Data about app and page elements:
_____
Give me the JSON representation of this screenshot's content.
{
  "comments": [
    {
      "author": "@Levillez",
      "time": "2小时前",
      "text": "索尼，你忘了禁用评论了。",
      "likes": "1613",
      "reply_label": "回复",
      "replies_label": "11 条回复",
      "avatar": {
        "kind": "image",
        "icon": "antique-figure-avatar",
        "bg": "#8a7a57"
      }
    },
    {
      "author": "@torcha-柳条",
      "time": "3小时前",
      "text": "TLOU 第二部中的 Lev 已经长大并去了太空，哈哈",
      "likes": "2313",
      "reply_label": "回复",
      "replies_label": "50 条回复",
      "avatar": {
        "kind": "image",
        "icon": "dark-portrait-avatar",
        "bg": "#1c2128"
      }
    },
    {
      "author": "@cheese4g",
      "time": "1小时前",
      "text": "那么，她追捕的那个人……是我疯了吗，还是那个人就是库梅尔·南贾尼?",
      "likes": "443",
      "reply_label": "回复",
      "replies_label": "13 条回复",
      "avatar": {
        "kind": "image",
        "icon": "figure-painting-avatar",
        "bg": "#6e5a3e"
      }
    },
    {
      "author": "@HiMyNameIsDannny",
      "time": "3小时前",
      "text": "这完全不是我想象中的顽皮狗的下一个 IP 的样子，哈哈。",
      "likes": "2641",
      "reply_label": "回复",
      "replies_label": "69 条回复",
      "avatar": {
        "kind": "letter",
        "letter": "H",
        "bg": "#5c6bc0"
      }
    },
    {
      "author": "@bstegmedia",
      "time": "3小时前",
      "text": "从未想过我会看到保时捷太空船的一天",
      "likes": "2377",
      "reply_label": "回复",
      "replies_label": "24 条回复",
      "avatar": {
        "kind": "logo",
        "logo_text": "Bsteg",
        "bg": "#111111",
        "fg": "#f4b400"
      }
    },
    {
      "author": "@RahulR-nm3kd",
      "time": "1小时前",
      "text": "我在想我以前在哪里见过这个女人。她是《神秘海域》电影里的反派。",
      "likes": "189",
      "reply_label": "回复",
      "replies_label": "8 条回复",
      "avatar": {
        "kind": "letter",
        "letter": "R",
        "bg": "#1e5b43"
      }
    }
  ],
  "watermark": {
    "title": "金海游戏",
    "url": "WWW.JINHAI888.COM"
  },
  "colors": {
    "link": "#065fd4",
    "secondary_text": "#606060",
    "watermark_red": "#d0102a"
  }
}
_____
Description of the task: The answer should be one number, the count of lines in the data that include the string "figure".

Task output: 2